remittances to the UMMF; that the AWF's liabilities for
the Duane Reade proceeds were not transferable to the Local
210 Fund; that Plaintiffs had a remedy against the
contracting employers of the pre-amendment CBAs; and the
significance of the Second Circuit's statement that
employers are not obligated to contribute to the UMMF. Doc.
367 at 4-9. Defendants' arguments were extensively
briefed in the parties' summary judgment papers and were
not overlooked by the Court.
also argue that the Court's formulation for pre-judgment
interest must be modified to avoid manifest injustice upon
the Local 210 Fund. Doc. 367 at 1-4. Defendants have never
before raised concerns with the method of calculating

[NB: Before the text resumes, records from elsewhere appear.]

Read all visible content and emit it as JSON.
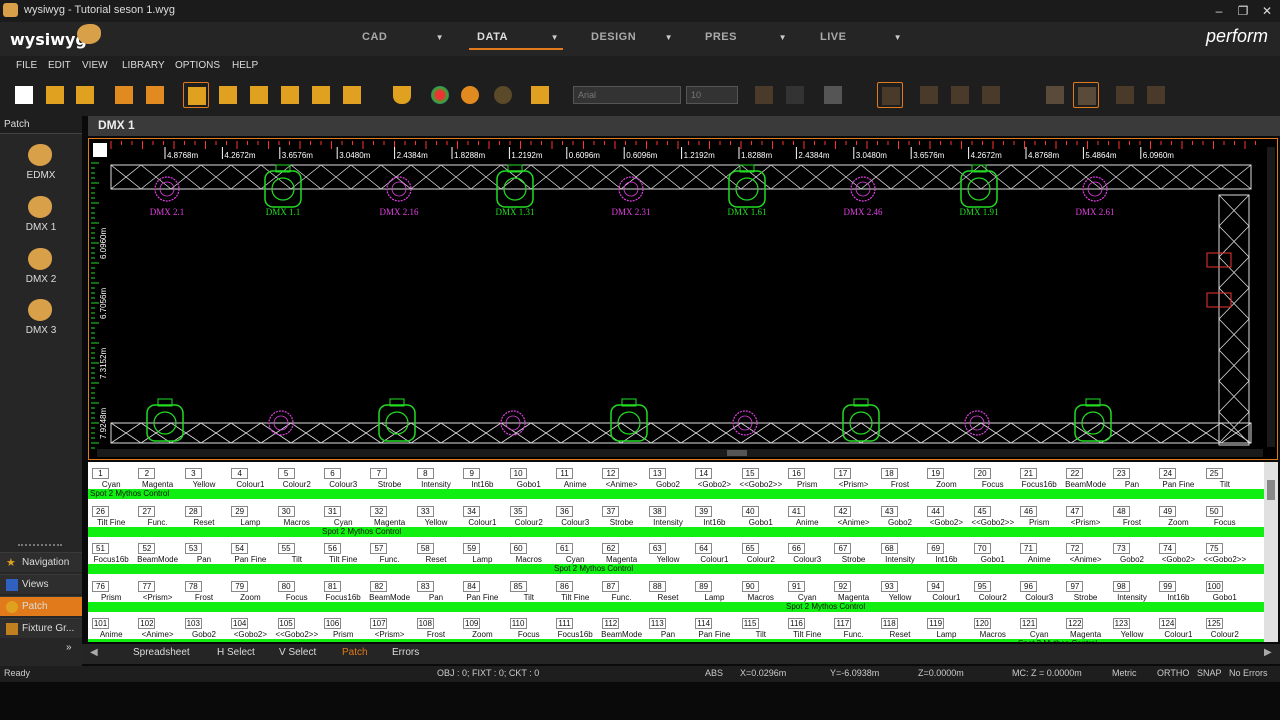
{
  "window": {
    "title": "wysiwyg - Tutorial seson 1.wyg"
  },
  "app": {
    "logo": "wysiwyg",
    "product": "perform"
  },
  "modes": [
    {
      "label": "CAD"
    },
    {
      "label": "DATA"
    },
    {
      "label": "DESIGN"
    },
    {
      "label": "PRES"
    },
    {
      "label": "LIVE"
    }
  ],
  "menu": [
    "FILE",
    "EDIT",
    "VIEW",
    "LIBRARY",
    "OPTIONS",
    "HELP"
  ],
  "toolbar": {
    "font": "Arial",
    "size": "10"
  },
  "patch": {
    "header": "Patch",
    "items": [
      "EDMX",
      "DMX 1",
      "DMX 2",
      "DMX 3"
    ]
  },
  "nav": [
    {
      "label": "Navigation"
    },
    {
      "label": "Views"
    },
    {
      "label": "Patch"
    },
    {
      "label": "Fixture Gr..."
    }
  ],
  "main": {
    "title": "DMX 1"
  },
  "ruler": [
    "4.8768m",
    "4.2672m",
    "3.6576m",
    "3.0480m",
    "2.4384m",
    "1.8288m",
    "1.2192m",
    "0.6096m",
    "0.6096m",
    "1.2192m",
    "1.8288m",
    "2.4384m",
    "3.0480m",
    "3.6576m",
    "4.2672m",
    "4.8768m",
    "5.4864m",
    "6.0960m"
  ],
  "vruler": [
    "6.0960m",
    "6.7056m",
    "7.3152m",
    "7.9248m"
  ],
  "fixtures": [
    {
      "label": "DMX 2.1",
      "color": "#e040e0"
    },
    {
      "label": "DMX 1.1",
      "color": "#22dd22"
    },
    {
      "label": "DMX 2.16",
      "color": "#e040e0"
    },
    {
      "label": "DMX 1.31",
      "color": "#22dd22"
    },
    {
      "label": "DMX 2.31",
      "color": "#e040e0"
    },
    {
      "label": "DMX 1.61",
      "color": "#22dd22"
    },
    {
      "label": "DMX 2.46",
      "color": "#e040e0"
    },
    {
      "label": "DMX 1.91",
      "color": "#22dd22"
    },
    {
      "label": "DMX 2.61",
      "color": "#e040e0"
    }
  ],
  "patchgrid": {
    "spot": "Spot 2  Mythos Control",
    "rows": [
      [
        "Cyan",
        "Magenta",
        "Yellow",
        "Colour1",
        "Colour2",
        "Colour3",
        "Strobe",
        "Intensity",
        "Int16b",
        "Gobo1",
        "Anime",
        "<Anime>",
        "Gobo2",
        "<Gobo2>",
        "<<Gobo2>>",
        "Prism",
        "<Prism>",
        "Frost",
        "Zoom",
        "Focus",
        "Focus16b",
        "BeamMode",
        "Pan",
        "Pan Fine",
        "Tilt"
      ],
      [
        "Tilt Fine",
        "Func.",
        "Reset",
        "Lamp",
        "Macros",
        "Cyan",
        "Magenta",
        "Yellow",
        "Colour1",
        "Colour2",
        "Colour3",
        "Strobe",
        "Intensity",
        "Int16b",
        "Gobo1",
        "Anime",
        "<Anime>",
        "Gobo2",
        "<Gobo2>",
        "<<Gobo2>>",
        "Prism",
        "<Prism>",
        "Frost",
        "Zoom",
        "Focus"
      ],
      [
        "Focus16b",
        "BeamMode",
        "Pan",
        "Pan Fine",
        "Tilt",
        "Tilt Fine",
        "Func.",
        "Reset",
        "Lamp",
        "Macros",
        "Cyan",
        "Magenta",
        "Yellow",
        "Colour1",
        "Colour2",
        "Colour3",
        "Strobe",
        "Intensity",
        "Int16b",
        "Gobo1",
        "Anime",
        "<Anime>",
        "Gobo2",
        "<Gobo2>",
        "<<Gobo2>>"
      ],
      [
        "Prism",
        "<Prism>",
        "Frost",
        "Zoom",
        "Focus",
        "Focus16b",
        "BeamMode",
        "Pan",
        "Pan Fine",
        "Tilt",
        "Tilt Fine",
        "Func.",
        "Reset",
        "Lamp",
        "Macros",
        "Cyan",
        "Magenta",
        "Yellow",
        "Colour1",
        "Colour2",
        "Colour3",
        "Strobe",
        "Intensity",
        "Int16b",
        "Gobo1"
      ],
      [
        "Anime",
        "<Anime>",
        "Gobo2",
        "<Gobo2>",
        "<<Gobo2>>",
        "Prism",
        "<Prism>",
        "Frost",
        "Zoom",
        "Focus",
        "Focus16b",
        "BeamMode",
        "Pan",
        "Pan Fine",
        "Tilt",
        "Tilt Fine",
        "Func.",
        "Reset",
        "Lamp",
        "Macros",
        "Cyan",
        "Magenta",
        "Yellow",
        "Colour1",
        "Colour2"
      ]
    ]
  },
  "tabs": [
    {
      "label": "Spreadsheet"
    },
    {
      "label": "H Select"
    },
    {
      "label": "V Select"
    },
    {
      "label": "Patch"
    },
    {
      "label": "Errors"
    }
  ],
  "status": {
    "ready": "Ready",
    "obj": "OBJ : 0;  FIXT : 0;  CKT : 0",
    "abs": "ABS",
    "x": "X=0.0296m",
    "y": "Y=-6.0938m",
    "z": "Z=0.0000m",
    "mc": "MC: Z = 0.0000m",
    "metric": "Metric",
    "ortho": "ORTHO",
    "snap": "SNAP",
    "errors": "No Errors"
  },
  "colors": {
    "accent": "#e07a1a",
    "green": "#22dd22",
    "magenta": "#e040e0",
    "ruler_red": "#ff3030"
  }
}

pre-judgment interest, although Plaintiffs put the question
squarely at issue in their summary judgment papers.
See Doc. 352 at 24-25 (urging the Court to
“set April 1, 2006 as the ‘reasonable date from
which to award pre-judgment interest'”) (quoting
Wechsler v. Hunt Health Sys., Ltd., 330 F.Supp.2d
383, 435 (S.D.N.Y. 2004)). “A motion for
reconsideration is ‘not intended as a vehicle for a
party dissatisfied with the Court's ruling to advance new
theories that the movant failed to advance in connection with
the underlying motion.'” WestLB AG v. BAC Fla.
Bank, 912 F.Supp.2d 86, 95 (S.D.N.Y. 2012) (quoting
Parrish v. Sollecito, 253 F.Supp.2d 713, 715
(S.D.N.Y. 2003)). In any event, the Court finds there to be
no manifest injustice resulting from its calculation of
prejudgment interest, as April 1, 2006 is a reasonable date
from which to award pre-judgment interest in this case.
argue that Defendants' motion is so frivolous that the
Court should sanction Defendants' counsel pursuant to 28
U.S.C. § 1927, which authorizes a court to assess
"costs, expenses, and attorneys' fees" against
any attorney who "so multiplies the proceedings in any
case unreasonably and vexatiously." See Doc.
371 at 5. But an award under § 1927 is proper only
"when there is a finding of conduct constituting or akin
to bad faith." Zurich Am. Ins. Co. v. Team Tankers
A.S., 811 F.3d 584, 591 (2d Cir. 2016) (quoting
State St. Bank v. Inversiones Errazuriz, YIA F.3d
158, 180 (2d Cir. 2004)). "The attorney's actions
must be 'so completely without merit as to require the
conclusion that they must have been undertaken for some
improper purpose such as delay'" Id. On the
present record, the Court cannot conclude that Defendants
have acted in bad faith.
reasons set forth above, Defendants' motion for
reconsideration is DENIED, and Plaintiffs' cross-motion
for sanctions is DENIED. The Clerk of the Court is